Assigned task
State the count of lines below featuring the word "this", and write nothing further.

Exercise inputs
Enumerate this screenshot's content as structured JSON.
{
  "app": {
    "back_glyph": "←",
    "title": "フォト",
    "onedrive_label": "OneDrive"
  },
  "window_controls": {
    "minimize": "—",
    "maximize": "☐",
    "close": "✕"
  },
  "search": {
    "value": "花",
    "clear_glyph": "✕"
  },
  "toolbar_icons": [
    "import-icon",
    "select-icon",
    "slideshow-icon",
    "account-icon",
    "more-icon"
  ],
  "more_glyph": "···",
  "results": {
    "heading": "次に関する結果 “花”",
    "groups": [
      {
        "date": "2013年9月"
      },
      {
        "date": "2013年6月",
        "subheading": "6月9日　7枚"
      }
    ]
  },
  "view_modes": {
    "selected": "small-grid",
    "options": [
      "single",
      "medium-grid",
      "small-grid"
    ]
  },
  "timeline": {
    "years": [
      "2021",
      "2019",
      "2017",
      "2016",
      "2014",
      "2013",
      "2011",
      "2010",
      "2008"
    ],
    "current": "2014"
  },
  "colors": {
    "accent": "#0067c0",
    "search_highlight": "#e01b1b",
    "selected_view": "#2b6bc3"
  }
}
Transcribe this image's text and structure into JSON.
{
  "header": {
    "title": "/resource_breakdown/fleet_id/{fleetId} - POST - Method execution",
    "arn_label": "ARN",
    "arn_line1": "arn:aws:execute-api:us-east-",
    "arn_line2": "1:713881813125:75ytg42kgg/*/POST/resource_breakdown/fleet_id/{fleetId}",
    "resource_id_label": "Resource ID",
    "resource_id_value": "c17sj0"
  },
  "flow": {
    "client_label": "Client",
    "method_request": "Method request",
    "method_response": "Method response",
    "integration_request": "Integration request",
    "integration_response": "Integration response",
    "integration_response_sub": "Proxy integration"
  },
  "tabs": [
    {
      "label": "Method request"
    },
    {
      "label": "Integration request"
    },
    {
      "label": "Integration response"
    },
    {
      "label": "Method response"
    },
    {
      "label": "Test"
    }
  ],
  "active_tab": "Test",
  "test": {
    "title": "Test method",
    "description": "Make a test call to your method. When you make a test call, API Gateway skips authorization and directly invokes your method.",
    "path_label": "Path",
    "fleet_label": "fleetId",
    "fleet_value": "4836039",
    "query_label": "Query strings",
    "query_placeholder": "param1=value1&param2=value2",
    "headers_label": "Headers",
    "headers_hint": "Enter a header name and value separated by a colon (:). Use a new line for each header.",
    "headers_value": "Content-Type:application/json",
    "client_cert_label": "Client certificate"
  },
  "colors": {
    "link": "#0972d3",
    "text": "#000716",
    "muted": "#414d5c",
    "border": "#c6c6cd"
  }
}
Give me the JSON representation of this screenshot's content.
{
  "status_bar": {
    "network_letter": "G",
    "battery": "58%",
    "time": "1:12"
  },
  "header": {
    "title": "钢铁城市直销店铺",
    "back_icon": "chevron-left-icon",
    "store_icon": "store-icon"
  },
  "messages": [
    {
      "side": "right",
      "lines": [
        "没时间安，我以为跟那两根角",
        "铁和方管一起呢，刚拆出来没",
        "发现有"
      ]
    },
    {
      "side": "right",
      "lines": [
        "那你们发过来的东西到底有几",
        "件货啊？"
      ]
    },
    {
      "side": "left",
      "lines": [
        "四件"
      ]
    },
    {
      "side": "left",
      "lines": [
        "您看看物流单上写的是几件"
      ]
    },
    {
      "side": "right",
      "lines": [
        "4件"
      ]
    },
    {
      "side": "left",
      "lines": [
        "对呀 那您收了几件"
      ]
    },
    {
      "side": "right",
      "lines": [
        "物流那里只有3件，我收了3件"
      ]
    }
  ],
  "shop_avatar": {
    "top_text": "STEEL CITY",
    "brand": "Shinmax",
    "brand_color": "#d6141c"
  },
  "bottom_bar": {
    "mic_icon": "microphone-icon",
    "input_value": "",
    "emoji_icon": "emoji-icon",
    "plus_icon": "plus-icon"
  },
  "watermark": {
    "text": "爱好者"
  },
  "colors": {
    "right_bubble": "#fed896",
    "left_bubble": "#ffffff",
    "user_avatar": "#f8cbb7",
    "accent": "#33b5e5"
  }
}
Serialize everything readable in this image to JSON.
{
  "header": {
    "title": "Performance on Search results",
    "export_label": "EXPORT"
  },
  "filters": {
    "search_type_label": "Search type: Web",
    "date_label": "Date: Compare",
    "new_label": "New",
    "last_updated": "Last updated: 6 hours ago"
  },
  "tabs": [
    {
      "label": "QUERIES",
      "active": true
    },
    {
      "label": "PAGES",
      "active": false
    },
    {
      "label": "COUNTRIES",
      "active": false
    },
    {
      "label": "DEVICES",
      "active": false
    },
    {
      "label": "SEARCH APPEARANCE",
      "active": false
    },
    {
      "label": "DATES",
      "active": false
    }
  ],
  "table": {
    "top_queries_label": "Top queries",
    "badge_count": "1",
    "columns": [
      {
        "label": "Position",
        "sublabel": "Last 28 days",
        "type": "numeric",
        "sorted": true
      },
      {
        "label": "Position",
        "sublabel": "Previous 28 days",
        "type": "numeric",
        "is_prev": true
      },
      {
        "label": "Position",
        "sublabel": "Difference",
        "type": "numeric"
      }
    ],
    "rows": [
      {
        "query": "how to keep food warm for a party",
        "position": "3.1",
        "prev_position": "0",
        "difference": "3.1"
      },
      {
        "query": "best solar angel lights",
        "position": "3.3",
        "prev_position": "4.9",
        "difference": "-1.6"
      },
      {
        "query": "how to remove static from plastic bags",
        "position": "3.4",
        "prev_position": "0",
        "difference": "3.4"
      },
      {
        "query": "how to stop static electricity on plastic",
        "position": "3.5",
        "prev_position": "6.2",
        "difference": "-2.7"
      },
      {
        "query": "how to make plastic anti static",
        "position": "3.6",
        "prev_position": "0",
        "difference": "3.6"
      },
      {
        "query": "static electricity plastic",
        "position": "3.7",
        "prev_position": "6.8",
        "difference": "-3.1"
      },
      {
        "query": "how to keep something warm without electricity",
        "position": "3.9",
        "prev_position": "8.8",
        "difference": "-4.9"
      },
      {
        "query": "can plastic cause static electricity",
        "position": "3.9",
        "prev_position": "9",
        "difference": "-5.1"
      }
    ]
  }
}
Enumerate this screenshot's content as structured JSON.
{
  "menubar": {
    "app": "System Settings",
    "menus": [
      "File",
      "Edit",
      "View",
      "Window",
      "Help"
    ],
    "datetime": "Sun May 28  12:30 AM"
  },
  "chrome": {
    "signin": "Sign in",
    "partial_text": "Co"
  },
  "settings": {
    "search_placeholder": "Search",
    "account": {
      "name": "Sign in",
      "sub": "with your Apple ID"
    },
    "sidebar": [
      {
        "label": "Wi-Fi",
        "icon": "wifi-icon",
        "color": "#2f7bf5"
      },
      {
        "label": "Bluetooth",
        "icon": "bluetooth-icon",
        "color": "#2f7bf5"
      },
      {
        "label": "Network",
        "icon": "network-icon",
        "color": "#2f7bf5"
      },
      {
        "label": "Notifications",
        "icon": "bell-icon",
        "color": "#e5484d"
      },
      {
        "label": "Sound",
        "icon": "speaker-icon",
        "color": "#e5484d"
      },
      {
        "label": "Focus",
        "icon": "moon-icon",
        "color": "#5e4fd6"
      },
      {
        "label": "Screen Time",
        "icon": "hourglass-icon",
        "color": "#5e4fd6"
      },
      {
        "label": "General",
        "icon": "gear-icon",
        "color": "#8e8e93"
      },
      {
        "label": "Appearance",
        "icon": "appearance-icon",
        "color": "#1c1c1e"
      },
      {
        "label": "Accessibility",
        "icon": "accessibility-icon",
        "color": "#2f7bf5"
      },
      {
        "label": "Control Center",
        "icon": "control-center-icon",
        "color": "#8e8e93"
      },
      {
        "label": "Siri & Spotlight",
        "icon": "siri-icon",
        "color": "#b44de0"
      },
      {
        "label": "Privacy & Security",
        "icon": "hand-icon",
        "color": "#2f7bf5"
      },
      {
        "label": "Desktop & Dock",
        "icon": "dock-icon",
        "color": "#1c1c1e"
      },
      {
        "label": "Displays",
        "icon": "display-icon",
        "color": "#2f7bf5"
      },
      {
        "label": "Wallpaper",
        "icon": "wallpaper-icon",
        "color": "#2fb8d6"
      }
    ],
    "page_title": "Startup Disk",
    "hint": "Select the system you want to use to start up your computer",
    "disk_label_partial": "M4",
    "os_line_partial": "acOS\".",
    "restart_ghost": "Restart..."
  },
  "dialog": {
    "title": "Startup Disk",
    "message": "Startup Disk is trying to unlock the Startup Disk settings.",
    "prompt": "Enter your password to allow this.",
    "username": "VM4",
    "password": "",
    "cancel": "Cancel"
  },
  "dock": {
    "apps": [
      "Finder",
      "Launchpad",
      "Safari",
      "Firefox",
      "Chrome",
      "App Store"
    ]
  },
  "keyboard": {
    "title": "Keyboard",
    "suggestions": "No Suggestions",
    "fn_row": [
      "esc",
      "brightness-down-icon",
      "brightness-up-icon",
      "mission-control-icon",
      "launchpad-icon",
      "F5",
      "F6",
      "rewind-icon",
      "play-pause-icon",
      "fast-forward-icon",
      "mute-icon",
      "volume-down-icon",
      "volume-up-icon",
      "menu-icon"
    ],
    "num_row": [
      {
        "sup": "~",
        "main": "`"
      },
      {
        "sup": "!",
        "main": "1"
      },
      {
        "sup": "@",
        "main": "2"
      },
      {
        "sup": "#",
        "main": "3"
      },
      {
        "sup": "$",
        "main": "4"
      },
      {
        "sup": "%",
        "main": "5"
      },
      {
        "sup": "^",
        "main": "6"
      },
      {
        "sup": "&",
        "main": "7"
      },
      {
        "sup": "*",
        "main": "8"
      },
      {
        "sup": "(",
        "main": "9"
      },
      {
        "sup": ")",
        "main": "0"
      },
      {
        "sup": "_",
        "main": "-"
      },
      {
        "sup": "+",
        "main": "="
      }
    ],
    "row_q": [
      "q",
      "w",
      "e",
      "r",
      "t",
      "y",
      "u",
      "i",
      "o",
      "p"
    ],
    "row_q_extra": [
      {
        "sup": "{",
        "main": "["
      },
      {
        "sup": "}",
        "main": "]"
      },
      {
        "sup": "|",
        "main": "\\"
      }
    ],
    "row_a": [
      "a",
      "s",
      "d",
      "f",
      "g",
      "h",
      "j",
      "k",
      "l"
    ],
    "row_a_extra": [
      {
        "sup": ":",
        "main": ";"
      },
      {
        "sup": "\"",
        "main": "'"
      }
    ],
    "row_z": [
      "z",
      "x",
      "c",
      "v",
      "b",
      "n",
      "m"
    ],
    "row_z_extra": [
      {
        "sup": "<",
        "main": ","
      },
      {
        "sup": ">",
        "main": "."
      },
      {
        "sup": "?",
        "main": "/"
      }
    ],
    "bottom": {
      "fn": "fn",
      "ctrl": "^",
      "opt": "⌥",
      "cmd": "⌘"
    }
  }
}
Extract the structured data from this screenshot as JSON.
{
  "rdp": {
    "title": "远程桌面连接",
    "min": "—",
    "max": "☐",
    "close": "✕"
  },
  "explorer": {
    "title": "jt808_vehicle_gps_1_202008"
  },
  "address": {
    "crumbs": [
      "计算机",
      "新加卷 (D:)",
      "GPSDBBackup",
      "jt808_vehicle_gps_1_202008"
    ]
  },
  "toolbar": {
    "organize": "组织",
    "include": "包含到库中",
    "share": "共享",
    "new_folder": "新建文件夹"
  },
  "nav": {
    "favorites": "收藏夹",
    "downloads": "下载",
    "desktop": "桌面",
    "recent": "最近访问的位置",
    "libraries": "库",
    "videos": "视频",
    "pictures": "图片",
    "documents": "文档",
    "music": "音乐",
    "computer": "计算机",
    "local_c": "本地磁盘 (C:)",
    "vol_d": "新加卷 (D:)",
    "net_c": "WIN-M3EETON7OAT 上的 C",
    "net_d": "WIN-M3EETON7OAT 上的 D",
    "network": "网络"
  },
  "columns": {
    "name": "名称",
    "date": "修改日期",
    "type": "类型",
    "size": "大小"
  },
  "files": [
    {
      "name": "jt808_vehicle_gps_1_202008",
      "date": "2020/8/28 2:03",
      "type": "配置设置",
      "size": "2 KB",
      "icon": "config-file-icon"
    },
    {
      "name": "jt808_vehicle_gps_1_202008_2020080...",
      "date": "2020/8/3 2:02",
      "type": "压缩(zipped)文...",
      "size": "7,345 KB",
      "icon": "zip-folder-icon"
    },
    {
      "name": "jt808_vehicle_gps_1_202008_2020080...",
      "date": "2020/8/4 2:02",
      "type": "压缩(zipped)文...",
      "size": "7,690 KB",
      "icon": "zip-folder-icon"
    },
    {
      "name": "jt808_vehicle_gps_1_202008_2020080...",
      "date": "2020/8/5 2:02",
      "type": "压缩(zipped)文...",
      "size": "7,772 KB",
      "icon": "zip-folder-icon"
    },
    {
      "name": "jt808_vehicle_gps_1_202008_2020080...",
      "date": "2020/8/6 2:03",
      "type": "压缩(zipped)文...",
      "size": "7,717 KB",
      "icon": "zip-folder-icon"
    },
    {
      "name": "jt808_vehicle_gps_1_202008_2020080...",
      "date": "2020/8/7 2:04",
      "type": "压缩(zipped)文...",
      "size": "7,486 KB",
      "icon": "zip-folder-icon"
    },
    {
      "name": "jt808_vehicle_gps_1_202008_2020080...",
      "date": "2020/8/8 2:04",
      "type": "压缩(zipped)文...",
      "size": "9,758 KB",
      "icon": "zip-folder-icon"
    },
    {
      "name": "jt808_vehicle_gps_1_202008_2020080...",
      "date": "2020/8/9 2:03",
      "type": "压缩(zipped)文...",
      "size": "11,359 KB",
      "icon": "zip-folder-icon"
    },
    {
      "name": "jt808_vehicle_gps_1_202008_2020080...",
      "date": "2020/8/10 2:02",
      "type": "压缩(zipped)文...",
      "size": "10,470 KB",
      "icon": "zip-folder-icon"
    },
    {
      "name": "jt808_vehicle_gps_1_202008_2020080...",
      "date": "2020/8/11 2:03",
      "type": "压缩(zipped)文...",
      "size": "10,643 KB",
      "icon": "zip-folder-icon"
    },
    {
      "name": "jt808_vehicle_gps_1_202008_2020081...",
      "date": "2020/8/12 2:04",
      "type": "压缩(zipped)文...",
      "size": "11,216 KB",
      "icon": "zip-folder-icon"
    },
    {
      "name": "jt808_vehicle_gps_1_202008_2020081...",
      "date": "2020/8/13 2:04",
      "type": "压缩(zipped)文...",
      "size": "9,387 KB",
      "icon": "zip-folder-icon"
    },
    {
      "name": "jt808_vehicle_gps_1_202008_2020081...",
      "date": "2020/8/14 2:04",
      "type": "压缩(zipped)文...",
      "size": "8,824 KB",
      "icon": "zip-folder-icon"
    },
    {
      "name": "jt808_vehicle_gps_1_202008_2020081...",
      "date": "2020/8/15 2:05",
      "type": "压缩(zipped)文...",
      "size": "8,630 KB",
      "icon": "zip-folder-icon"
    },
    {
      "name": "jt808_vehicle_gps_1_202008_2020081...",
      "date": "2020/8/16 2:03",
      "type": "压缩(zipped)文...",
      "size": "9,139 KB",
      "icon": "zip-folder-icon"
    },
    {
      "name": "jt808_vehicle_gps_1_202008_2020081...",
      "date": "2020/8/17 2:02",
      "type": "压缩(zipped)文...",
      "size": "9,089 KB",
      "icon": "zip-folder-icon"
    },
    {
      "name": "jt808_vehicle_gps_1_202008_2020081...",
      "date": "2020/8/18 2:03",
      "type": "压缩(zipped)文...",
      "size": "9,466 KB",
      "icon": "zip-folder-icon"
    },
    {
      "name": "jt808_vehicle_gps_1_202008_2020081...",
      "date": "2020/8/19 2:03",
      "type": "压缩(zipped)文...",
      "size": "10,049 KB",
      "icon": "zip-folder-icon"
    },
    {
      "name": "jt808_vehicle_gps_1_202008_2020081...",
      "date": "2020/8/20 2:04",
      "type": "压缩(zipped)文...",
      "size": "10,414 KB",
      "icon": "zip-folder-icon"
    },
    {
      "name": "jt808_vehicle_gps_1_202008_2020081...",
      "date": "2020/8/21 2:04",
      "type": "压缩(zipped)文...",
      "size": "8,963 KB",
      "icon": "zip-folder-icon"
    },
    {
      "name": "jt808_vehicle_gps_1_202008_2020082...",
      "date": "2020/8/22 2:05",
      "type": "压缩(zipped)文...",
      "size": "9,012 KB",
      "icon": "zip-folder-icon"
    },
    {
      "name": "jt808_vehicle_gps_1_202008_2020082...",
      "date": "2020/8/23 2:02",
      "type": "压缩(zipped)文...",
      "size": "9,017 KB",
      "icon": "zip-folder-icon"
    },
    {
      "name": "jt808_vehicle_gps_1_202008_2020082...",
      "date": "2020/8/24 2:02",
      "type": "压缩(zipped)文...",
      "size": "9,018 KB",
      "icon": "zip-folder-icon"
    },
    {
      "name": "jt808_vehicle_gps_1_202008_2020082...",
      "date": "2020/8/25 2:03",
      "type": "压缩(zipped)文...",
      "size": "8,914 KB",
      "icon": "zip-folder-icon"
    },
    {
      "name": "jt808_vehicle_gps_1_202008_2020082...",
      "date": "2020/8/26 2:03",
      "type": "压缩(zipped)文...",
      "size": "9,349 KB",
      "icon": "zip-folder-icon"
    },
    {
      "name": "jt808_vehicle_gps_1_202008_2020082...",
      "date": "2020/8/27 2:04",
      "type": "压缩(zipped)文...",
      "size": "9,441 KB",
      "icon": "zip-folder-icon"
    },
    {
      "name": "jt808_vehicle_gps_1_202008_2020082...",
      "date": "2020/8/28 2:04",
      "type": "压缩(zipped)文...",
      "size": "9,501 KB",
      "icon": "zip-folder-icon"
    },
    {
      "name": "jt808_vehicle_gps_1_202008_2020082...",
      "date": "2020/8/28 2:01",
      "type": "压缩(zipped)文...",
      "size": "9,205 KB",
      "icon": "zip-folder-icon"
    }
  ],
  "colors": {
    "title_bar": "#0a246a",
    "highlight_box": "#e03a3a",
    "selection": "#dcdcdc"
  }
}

Response to the exercise
7